╭──
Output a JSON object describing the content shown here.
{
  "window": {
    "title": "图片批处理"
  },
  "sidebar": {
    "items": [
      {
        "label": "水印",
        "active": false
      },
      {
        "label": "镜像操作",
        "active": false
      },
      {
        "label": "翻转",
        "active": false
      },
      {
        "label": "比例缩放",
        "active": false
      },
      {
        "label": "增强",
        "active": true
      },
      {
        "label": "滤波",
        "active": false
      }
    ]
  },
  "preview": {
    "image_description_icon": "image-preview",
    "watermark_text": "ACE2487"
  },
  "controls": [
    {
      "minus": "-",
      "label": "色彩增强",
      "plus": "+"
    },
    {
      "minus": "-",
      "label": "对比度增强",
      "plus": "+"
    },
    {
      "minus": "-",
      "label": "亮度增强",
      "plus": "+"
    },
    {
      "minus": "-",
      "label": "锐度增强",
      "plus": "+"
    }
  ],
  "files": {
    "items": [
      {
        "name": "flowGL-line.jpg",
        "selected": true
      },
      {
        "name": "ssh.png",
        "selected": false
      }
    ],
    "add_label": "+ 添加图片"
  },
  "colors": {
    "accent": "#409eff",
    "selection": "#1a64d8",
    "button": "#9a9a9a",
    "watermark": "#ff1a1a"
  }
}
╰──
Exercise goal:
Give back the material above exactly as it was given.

Final answer:
Output a JSON object describing the content shown here.
{
  "window": {
    "title": "图片批处理"
  },
  "sidebar": {
    "items": [
      {
        "label": "水印",
        "active": false
      },
      {
        "label": "镜像操作",
        "active": false
      },
      {
        "label": "翻转",
        "active": false
      },
      {
        "label": "比例缩放",
        "active": false
      },
      {
        "label": "增强",
        "active": true
      },
      {
        "label": "滤波",
        "active": false
      }
    ]
  },
  "preview": {
    "image_description_icon": "image-preview",
    "watermark_text": "ACE2487"
  },
  "controls": [
    {
      "minus": "-",
      "label": "色彩增强",
      "plus": "+"
    },
    {
      "minus": "-",
      "label": "对比度增强",
      "plus": "+"
    },
    {
      "minus": "-",
      "label": "亮度增强",
      "plus": "+"
    },
    {
      "minus": "-",
      "label": "锐度增强",
      "plus": "+"
    }
  ],
  "files": {
    "items": [
      {
        "name": "flowGL-line.jpg",
        "selected": true
      },
      {
        "name": "ssh.png",
        "selected": false
      }
    ],
    "add_label": "+ 添加图片"
  },
  "colors": {
    "accent": "#409eff",
    "selection": "#1a64d8",
    "button": "#9a9a9a",
    "watermark": "#ff1a1a"
  }
}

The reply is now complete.